__About this task__. Scan the entries and copy each line where the word "heading" is present.

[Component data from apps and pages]
▼

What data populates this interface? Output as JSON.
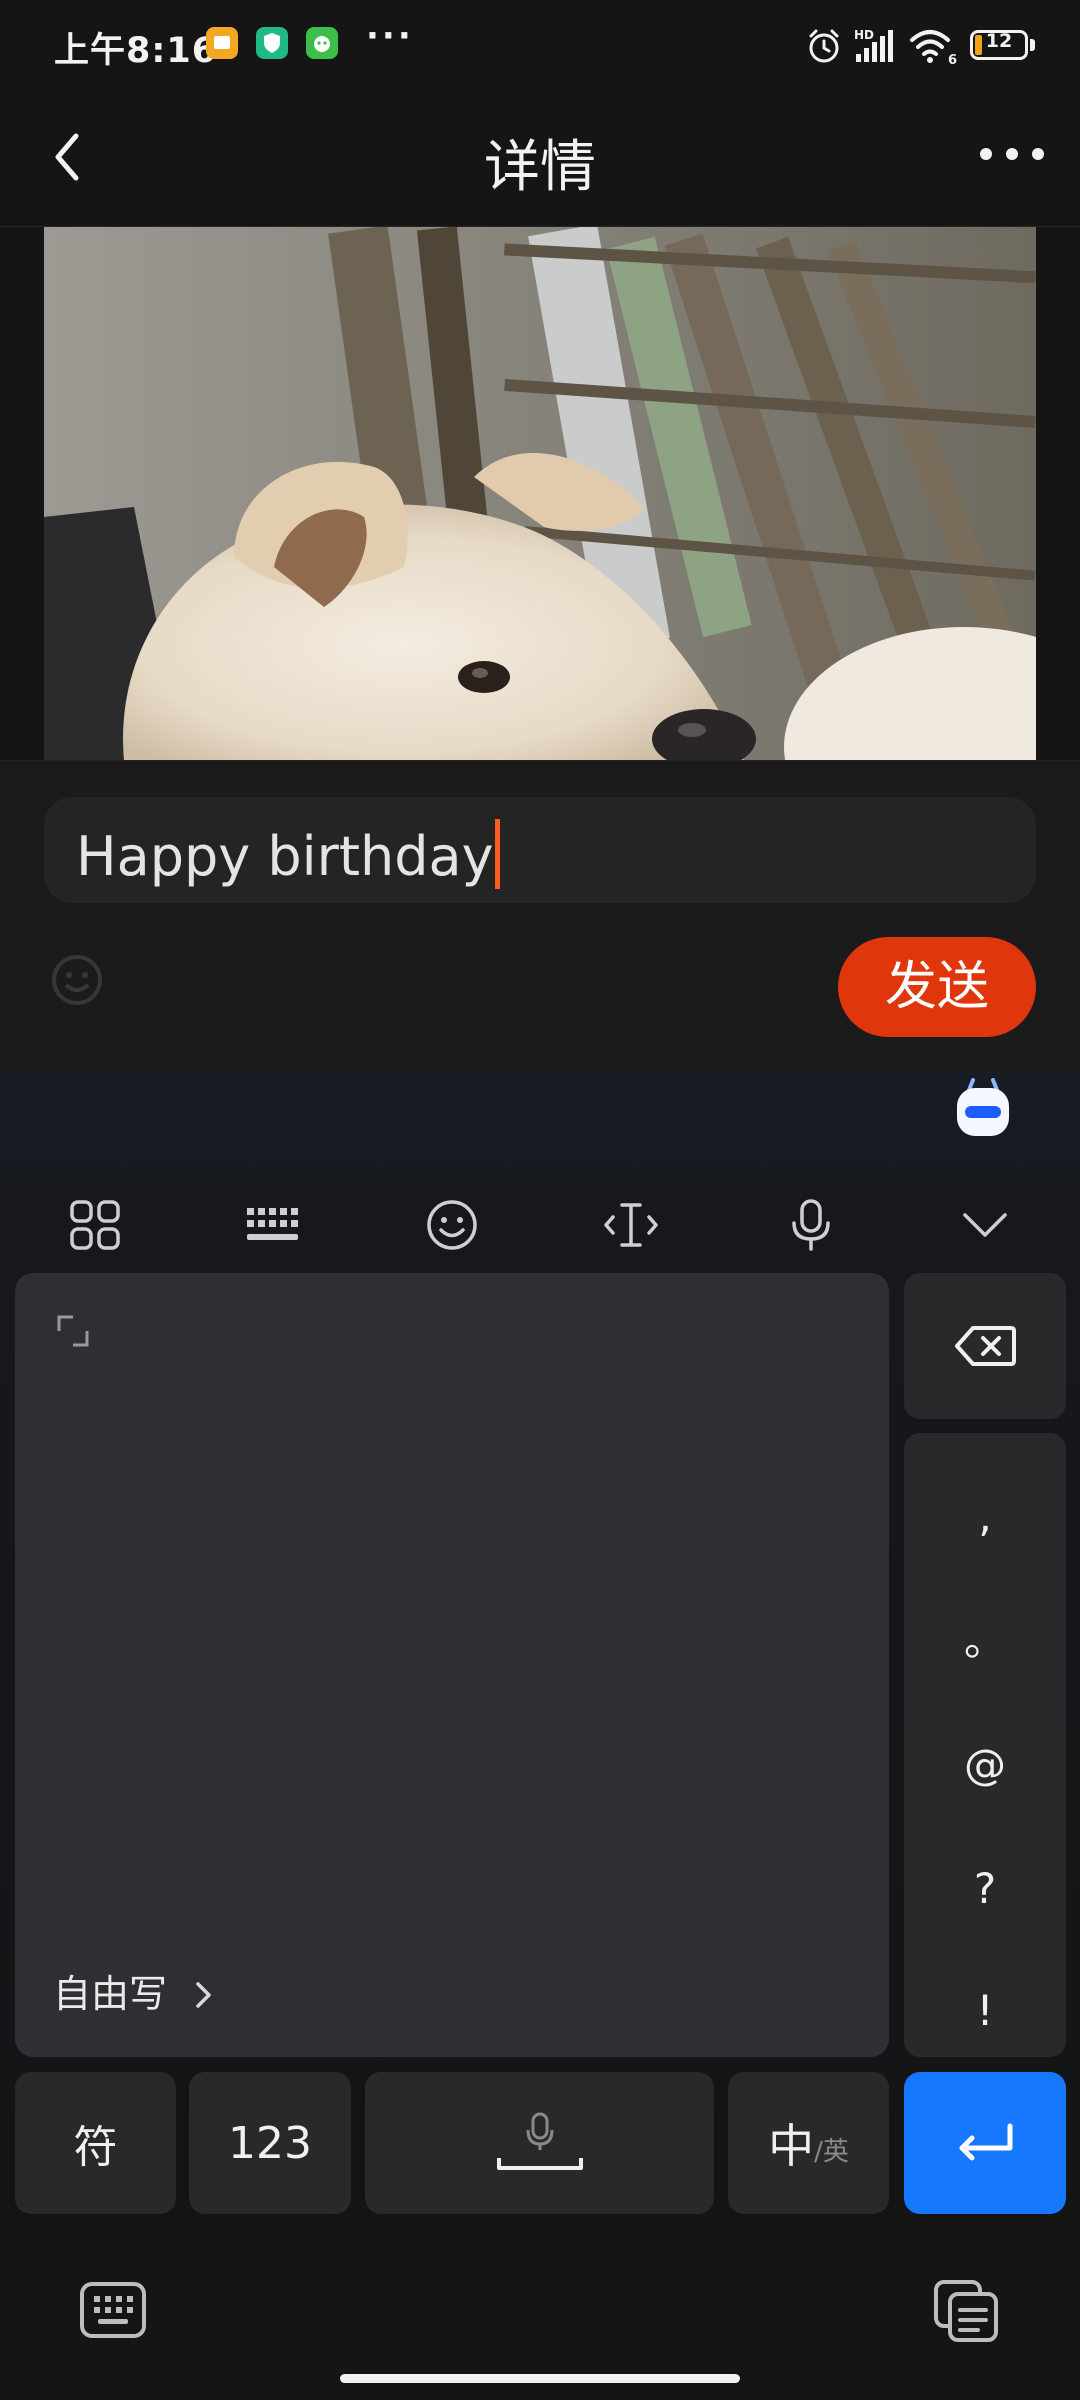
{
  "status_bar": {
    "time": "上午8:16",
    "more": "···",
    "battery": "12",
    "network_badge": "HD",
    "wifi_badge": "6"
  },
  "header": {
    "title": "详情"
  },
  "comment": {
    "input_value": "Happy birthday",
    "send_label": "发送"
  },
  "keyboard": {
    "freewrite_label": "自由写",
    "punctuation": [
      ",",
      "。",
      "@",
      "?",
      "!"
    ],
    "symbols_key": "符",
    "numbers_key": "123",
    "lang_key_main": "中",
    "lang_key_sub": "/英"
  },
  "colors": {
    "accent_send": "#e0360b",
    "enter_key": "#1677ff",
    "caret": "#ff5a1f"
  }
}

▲
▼

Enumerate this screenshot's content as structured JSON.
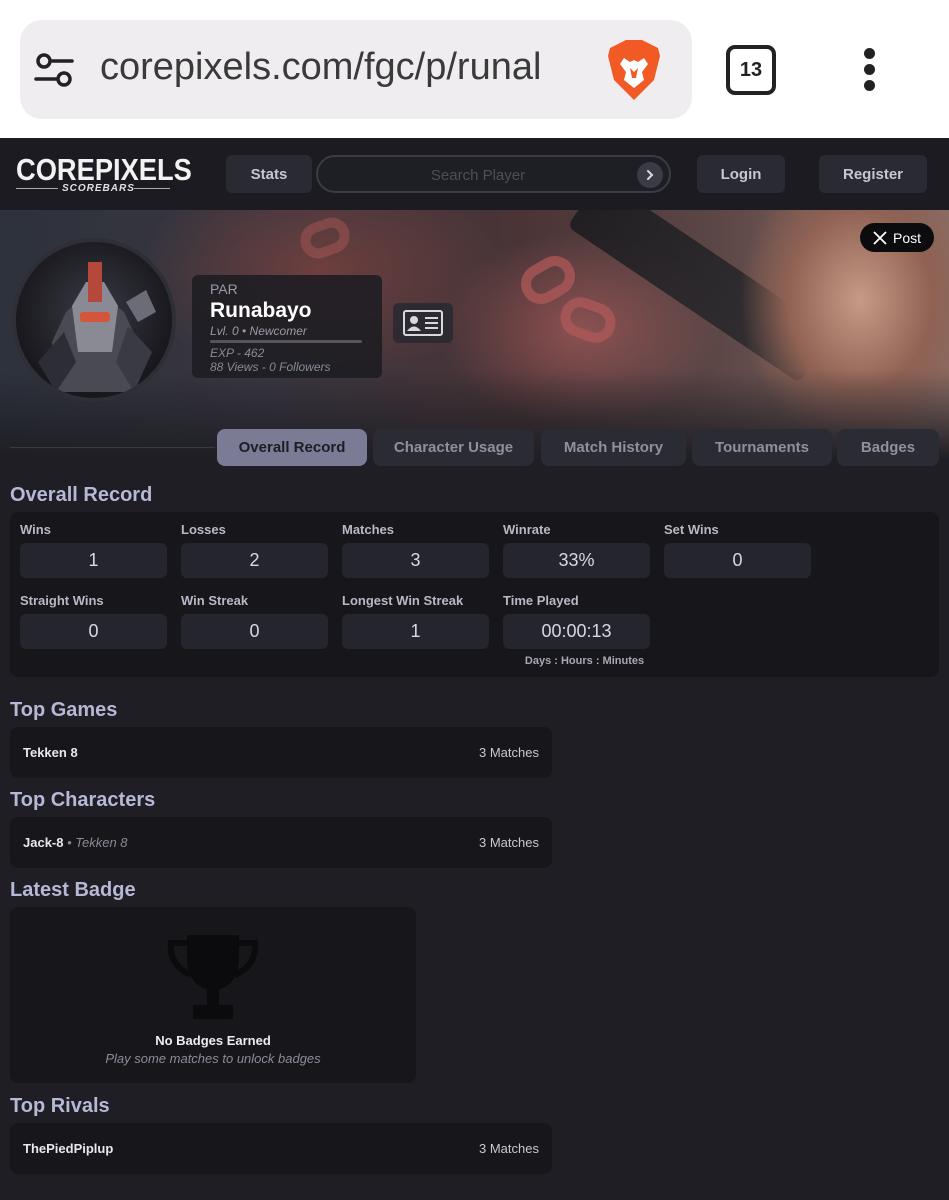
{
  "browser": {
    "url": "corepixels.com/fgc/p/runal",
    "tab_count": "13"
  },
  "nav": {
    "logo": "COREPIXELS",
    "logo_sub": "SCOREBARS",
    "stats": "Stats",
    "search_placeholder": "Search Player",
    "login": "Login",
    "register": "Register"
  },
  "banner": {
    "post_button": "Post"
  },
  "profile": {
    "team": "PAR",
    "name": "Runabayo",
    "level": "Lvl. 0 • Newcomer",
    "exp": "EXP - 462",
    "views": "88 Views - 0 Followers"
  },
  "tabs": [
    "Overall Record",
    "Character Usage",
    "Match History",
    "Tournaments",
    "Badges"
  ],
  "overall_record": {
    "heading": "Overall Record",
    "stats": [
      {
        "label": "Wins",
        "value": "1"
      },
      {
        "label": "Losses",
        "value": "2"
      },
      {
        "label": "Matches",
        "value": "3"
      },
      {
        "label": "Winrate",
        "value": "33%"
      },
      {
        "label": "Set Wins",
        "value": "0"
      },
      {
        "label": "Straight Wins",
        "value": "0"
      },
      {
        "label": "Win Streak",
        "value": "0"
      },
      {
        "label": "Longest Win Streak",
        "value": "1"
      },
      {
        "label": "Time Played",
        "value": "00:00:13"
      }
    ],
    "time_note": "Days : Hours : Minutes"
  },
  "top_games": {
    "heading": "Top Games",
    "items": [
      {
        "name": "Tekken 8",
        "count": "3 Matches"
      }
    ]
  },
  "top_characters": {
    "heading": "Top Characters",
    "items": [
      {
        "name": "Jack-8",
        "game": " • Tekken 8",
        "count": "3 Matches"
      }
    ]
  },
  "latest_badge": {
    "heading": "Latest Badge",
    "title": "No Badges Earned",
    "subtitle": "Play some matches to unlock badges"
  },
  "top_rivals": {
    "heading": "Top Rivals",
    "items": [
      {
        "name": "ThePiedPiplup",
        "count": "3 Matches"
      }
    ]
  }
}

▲
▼

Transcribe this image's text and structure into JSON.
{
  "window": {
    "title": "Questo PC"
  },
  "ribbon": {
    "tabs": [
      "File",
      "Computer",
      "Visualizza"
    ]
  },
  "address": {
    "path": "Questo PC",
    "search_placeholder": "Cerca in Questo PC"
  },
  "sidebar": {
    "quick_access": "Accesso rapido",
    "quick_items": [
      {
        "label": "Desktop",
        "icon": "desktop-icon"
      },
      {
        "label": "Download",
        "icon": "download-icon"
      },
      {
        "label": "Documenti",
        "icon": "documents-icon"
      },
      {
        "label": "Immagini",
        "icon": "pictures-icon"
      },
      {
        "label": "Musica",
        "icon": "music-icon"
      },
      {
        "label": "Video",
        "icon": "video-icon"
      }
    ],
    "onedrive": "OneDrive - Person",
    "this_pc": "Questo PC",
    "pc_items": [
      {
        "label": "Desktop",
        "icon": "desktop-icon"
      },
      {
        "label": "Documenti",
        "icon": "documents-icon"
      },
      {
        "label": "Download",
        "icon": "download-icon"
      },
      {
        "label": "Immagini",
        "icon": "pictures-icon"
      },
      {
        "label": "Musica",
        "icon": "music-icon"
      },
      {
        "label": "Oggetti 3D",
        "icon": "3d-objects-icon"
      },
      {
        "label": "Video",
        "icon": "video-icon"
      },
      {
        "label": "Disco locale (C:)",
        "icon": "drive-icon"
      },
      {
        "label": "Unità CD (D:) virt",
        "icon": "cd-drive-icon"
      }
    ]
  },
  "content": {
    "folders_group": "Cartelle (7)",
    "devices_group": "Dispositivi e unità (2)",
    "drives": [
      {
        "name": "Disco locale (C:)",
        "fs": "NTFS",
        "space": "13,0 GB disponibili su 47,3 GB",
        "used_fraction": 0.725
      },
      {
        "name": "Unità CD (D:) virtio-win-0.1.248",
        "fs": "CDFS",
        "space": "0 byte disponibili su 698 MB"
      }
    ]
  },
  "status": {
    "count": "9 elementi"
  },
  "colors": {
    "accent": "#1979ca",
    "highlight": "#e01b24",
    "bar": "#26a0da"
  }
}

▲

__Exercise response__.
    "heading": "Overall Record",
    "heading": "Top Games",
    "heading": "Top Characters",
    "heading": "Latest Badge",
    "heading": "Top Rivals",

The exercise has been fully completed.